Dataset extract
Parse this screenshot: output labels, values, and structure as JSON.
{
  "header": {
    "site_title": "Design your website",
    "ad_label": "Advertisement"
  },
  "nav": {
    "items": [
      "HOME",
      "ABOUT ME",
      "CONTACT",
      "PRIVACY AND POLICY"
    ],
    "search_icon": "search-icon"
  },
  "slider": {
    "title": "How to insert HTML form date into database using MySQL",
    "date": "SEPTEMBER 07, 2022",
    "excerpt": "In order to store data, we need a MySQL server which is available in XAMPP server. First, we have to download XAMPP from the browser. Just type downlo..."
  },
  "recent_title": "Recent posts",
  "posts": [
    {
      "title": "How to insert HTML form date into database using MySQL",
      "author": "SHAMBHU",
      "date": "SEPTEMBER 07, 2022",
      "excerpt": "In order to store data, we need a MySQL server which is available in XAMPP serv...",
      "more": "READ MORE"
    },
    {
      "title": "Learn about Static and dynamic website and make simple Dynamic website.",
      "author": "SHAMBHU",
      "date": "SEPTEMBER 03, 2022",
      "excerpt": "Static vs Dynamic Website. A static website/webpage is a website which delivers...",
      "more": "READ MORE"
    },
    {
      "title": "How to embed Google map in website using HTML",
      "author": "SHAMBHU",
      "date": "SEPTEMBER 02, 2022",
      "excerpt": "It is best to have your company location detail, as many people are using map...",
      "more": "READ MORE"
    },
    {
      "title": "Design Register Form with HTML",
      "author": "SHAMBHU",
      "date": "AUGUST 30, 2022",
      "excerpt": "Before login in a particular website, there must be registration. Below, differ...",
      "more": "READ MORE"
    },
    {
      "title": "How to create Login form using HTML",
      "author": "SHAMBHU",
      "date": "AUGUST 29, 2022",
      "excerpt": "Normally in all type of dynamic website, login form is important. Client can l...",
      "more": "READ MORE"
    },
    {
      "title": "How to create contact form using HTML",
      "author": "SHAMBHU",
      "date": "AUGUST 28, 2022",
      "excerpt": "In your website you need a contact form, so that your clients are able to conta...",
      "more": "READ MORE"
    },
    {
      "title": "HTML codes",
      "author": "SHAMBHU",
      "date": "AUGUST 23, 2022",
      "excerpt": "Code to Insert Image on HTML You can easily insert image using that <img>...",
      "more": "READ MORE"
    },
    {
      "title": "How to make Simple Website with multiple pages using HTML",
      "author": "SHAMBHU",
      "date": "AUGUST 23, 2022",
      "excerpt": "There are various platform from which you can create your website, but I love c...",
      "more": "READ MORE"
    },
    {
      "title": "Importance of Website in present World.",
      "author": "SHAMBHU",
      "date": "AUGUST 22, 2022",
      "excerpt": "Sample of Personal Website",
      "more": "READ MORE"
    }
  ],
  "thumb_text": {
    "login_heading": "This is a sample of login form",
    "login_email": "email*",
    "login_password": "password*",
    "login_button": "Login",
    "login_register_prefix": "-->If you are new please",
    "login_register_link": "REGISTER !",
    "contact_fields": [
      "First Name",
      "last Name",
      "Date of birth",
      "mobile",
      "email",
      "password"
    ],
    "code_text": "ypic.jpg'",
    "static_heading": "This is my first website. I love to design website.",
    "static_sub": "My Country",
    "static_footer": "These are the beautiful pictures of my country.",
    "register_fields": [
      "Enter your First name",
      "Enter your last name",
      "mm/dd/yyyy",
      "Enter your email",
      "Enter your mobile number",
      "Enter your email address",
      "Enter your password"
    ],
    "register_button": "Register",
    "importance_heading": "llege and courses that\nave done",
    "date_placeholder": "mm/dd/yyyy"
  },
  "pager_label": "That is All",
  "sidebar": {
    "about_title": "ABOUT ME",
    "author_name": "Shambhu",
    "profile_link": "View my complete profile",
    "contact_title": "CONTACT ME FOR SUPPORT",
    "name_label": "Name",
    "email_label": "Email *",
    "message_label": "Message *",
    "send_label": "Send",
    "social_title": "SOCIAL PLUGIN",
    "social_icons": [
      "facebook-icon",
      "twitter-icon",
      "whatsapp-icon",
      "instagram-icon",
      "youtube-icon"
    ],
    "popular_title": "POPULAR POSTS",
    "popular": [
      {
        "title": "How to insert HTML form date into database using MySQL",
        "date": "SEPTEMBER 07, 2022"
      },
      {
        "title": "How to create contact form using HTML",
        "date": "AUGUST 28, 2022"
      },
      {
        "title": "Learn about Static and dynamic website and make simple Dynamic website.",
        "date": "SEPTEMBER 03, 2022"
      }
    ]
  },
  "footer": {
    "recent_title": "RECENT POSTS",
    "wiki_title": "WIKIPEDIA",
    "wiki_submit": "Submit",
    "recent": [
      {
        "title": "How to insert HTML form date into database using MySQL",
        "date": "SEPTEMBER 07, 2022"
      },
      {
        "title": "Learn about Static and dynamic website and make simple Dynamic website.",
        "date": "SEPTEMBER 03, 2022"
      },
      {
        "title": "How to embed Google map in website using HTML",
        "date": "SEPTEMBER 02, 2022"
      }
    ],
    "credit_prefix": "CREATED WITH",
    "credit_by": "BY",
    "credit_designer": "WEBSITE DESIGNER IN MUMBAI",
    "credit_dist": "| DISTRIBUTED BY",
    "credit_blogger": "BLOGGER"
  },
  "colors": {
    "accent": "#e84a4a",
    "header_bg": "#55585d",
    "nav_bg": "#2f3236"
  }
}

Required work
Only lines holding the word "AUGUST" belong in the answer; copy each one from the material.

The answer
      "date": "AUGUST 30, 2022",
      "date": "AUGUST 29, 2022",
      "date": "AUGUST 28, 2022",
      "date": "AUGUST 23, 2022",
      "date": "AUGUST 23, 2022",
      "date": "AUGUST 22, 2022",
        "date": "AUGUST 28, 2022"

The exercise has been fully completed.